You have found the dream property, and you want to make an offer. Everyone involved is very friendly and seems very nice. You trust your new friends, and assume you have protections in place to prevent you from having problems with the purchase.
Due Diligence is necessary, and your responsibility is to require it before becoming committed to sending money or being bound by a contract.
What does due diligence include?
- Contract of sale: what rights as a buyer do you have? What penalties are there for either side? Where do you send your money? What is included in your purchase?
- The escritura shows the property is legally registered in the public records. New construction will be the land escritura.
- There must be identification of the seller and evidence in the escritura that he has the legal right to sell.
- If you are buying a condo, the condo regime is to be registered (resale) or it is a written condition in the sales contracts for new construction. What are the bylaws and rules of the existing regime, or what does the proposed condo regime (new construction) say regarding home owner fees, pets or not, restrictions on owners, parking, etc.?
- If the property is under construction, who receives your payments for the purchase, and will the money be used for the construction? Does the developer have the ability to finish the property or is he depending on presales? There are not commonly bonds or insurance, so what are your risks, and are you comfortable with them?
- In resales, commonly purchase funds are put into a third-party escrow company registered in Mexico to do business.
- In new construction, funds usually go to the developer.
- Other diligence as needed, such as a land survey, recorded easements.
New Construction vs Resales

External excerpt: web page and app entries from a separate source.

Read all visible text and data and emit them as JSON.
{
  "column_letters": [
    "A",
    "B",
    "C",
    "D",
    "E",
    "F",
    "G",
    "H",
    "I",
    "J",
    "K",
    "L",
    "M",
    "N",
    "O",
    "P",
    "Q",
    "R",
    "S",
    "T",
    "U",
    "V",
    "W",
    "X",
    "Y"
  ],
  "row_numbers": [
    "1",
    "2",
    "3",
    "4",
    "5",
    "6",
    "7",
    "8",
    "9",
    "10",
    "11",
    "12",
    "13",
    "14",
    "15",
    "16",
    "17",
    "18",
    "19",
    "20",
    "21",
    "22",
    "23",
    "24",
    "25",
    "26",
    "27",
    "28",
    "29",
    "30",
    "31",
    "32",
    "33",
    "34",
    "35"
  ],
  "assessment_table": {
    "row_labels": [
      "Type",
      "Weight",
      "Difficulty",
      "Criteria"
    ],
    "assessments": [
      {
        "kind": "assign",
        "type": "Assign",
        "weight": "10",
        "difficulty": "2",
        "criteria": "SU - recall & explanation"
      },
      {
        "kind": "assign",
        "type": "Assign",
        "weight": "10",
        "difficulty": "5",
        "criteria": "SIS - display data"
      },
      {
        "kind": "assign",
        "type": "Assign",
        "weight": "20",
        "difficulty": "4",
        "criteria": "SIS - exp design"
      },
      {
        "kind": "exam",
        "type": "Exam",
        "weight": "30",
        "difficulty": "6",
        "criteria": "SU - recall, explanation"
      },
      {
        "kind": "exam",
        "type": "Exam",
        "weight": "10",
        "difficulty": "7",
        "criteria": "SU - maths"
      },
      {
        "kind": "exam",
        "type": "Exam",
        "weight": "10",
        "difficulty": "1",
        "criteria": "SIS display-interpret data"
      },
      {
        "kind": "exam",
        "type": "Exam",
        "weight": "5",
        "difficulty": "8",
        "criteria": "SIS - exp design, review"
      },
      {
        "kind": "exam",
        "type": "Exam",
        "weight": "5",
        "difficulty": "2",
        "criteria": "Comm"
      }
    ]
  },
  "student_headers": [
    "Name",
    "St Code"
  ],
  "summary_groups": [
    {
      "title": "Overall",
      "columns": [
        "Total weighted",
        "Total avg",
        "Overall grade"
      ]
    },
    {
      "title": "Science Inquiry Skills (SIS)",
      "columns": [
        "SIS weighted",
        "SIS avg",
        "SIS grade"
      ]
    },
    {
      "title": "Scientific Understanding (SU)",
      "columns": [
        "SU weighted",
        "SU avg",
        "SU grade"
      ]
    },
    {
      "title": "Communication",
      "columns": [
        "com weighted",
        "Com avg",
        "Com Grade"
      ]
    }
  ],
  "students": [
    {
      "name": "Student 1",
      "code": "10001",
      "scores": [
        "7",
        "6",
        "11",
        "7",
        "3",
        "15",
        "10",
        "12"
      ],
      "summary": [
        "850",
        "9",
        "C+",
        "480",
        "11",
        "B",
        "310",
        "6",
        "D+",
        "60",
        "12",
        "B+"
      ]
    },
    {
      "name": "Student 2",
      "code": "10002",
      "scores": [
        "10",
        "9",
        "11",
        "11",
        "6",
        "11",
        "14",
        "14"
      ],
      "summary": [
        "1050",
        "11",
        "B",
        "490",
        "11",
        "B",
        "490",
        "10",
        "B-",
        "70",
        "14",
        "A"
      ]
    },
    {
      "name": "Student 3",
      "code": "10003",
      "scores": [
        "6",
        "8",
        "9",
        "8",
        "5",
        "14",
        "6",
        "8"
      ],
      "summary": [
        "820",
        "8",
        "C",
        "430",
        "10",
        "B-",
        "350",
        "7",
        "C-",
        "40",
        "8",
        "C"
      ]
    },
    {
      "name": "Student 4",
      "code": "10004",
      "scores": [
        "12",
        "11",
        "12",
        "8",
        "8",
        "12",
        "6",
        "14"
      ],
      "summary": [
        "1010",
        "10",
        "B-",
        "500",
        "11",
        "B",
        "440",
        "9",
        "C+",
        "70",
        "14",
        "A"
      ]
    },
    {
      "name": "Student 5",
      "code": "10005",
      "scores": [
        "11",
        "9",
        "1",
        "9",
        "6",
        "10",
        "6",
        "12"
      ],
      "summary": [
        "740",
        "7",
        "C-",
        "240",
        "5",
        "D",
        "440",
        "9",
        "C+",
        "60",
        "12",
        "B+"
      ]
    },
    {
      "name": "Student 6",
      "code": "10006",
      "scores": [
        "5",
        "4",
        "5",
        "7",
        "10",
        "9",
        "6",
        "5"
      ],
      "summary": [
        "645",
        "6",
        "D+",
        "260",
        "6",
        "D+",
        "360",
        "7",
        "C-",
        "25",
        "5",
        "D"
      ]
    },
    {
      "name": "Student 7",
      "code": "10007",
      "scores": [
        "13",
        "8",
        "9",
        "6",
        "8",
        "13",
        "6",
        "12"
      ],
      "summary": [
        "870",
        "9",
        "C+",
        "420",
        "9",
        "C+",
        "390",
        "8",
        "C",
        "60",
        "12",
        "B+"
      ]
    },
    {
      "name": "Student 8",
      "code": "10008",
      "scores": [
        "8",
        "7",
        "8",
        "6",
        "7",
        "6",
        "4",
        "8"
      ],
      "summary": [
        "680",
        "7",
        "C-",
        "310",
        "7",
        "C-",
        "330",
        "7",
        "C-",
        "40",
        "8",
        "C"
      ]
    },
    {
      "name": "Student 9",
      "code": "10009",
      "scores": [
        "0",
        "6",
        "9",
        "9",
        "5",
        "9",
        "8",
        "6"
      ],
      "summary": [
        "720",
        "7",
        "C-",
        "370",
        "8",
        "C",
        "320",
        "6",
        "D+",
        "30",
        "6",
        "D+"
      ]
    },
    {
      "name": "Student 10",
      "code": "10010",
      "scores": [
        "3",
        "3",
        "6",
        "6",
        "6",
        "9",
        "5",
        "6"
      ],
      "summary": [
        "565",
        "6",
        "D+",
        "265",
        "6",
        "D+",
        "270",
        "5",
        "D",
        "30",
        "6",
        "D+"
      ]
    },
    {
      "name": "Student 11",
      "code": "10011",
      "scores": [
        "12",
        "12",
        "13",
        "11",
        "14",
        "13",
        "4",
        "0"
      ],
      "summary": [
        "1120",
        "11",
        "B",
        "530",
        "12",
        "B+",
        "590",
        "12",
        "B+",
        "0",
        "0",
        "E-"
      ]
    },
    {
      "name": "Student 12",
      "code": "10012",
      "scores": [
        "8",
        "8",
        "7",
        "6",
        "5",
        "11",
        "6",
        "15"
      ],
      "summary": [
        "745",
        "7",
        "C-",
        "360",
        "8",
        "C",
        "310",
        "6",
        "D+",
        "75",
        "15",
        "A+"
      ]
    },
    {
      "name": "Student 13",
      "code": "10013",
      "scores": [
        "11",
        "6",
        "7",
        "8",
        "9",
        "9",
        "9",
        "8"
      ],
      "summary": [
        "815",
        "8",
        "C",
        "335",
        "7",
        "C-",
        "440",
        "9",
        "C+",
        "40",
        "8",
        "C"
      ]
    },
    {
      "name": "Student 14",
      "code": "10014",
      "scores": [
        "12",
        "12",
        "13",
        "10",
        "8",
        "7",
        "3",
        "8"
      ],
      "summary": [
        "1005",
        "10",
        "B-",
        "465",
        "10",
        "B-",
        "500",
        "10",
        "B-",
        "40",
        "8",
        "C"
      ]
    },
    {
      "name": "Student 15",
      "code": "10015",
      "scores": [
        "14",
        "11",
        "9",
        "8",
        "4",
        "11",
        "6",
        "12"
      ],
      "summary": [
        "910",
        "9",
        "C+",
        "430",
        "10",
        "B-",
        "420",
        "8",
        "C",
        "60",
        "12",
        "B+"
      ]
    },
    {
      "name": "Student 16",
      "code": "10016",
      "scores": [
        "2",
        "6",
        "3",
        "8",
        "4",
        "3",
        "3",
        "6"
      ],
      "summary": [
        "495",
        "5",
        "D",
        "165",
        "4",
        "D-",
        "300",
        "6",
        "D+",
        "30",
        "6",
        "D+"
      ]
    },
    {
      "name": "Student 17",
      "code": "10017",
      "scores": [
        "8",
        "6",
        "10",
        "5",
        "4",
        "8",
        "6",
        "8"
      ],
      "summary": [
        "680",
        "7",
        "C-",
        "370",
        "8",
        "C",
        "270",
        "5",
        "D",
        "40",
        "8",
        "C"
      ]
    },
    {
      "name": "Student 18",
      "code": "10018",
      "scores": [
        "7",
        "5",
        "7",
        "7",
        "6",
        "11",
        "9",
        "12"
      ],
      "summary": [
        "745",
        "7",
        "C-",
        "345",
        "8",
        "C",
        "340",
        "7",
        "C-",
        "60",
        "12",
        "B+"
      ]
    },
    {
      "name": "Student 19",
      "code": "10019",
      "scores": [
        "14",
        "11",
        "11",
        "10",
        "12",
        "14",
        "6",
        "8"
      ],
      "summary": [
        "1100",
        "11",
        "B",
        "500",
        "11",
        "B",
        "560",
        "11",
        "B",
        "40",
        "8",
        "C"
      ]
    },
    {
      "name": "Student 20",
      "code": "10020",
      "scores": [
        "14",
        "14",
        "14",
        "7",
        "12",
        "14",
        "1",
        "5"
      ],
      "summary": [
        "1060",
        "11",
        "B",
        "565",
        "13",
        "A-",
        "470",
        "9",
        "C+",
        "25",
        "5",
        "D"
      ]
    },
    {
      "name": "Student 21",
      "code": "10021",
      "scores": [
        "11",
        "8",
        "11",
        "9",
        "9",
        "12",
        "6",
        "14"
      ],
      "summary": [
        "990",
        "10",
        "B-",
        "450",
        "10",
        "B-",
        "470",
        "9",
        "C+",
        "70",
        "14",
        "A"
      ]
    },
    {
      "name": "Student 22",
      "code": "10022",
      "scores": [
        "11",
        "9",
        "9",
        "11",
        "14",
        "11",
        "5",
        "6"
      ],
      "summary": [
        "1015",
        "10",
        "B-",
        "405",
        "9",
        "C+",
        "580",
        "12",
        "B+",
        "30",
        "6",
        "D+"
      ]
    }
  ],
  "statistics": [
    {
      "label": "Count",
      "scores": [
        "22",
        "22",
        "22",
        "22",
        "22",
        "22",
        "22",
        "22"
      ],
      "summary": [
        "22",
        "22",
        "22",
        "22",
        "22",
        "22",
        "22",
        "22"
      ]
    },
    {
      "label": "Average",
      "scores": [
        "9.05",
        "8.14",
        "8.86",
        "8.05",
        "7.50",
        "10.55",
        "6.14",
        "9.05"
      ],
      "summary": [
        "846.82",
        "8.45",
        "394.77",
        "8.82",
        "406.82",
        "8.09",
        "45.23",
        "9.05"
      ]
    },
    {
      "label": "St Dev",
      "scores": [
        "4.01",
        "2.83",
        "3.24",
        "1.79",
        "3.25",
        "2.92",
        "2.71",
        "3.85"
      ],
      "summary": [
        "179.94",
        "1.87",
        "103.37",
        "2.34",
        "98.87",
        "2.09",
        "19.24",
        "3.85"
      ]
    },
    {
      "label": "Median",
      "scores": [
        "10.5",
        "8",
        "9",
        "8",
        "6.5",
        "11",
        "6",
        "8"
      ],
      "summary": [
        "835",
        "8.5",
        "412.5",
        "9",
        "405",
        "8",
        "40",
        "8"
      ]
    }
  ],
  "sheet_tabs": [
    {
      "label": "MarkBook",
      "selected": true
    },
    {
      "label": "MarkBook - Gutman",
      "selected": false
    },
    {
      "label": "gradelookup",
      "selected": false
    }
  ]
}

Time for a due diligence depends if the property is a resale or new construction. Resales allow more time for investigation of the legal documents of the property and inspection. There is more legal documentation or should be in an existing property.
With new construction, the list of what needs to be created, such as individual condo registration in the tax registry, condo regime registration, is done closer to the physical completion of the property. Construction can take 12-18 months or longer.
Due Diligence – Its Your Right
Here in the market of the Bay of Banderas, we are experiencing a large number of condos for sale. Many popular projects are the new construction. Buyers become excited with the idea of something new, with updated kitchen and baths, enormous pools and gyms, hot tubs, or entertainment areas. It is your right to ask for documents of the seller and the development. Your attorney needs to review these documents and give you a report on the projects and the risks.
It is your right to have a competent attorney and other qualified professionals advise you of your risks.
AMPI agents have an ethical responsibility to allow you to use any professional (attorney, engineer, accountant, architect, etc.) you wish to use to evaluate your proposed purchase.
Any agent real estate attorney, attorney or other person advising you is under the civil code to be honest, competent themselves or allow you to use experts.
We want you to be happy with your choice of a home, condo or land here in Mexico. Insist on your right for due diligence.
AMPI stands for Asociación Mexicana de Profesionales Inmobiliarios, A.C. AMPI has international agreements with NAR, CREA, FIABCI and ICREA, which transcends the globe in cooperative agreements. Currently in Nayarit and Jalisco, there is no licensing requirement for real estate agents to practice.
This article is based upon Flex MLS reporting, legal opinions, current practices and my personal experiences in the Puerto Vallarta-Bahia de Banderas areas. I recommend that each potential buyer or seller of Mexican real estate conduct his own due diligence and review. If you have any other questions, contact me through my website.Harriet Murray